Can the Police Search Your Smartphone?
Is searching your smartphone legal?
Ideas of privacy have changed dramatically as technology improves. Today, much of your life is accessible through your phone. This may not concern you in the abstract, but when police demand to search your smartphone, you will likely rethink that. There are limits in place to protect you, but in an evolving world, you may have trouble applying yesterday’s limits to today’s problem. Work with an experienced criminal lawyer to help protect your rights.
Fourth Amendment Protections
The Fourth Amendment to the United States and Wisconsin constitutions protects against unreasonable search and seizure. It requires police officers to have a warrant before searching your property. The U.S. Supreme Court held in 2014 that this requires police to have a warrant based on probable cause before they can search a phone for digital information. If you are stopped and asked to hand over your phone, you have the right to refuse under constitutional privacy protections.
Fifth Amendment Protections
The Fifth Amendment adds more criminal process protections by preventing you from having to provide self-incriminating testimony. In the smartphone context, this means you do not have to give your password to a police officer. What the law does not yet make clear is whether this extends to biometric measures like your fingerprint or facial recognition. Before you agree to help authorities unlock your phone, you should consult an experienced criminal attorney.
Keeping Up with Technology

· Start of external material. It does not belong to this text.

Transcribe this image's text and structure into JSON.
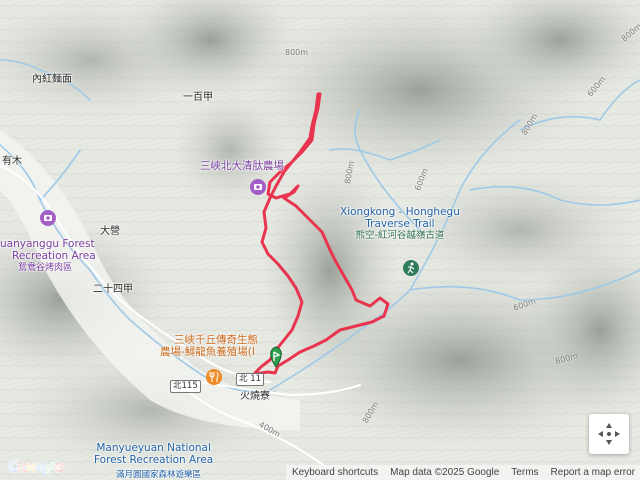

The biometrics issue makes clear that smartphones are part of a significant legal problem: trying to apply static legal principles to fast-changing technologies. The Fourth and Fifth Amendments apply to many concerns, but they were written at a time no one could have envisioned the privacy concerns that today’s technology enables. Understanding what rights you have, and when you may waive them, is a tricky subject for even the best legal minds of today. Trying to make sense of them without an experienced criminal attorney is even more difficult. If you are faced with criminal charges, contact Eisenberg Law Offices, at https://www.eisenberglaw.org/contact-us/ or at (608)256-8356. We will help you understand and protect your smartphone-related rights.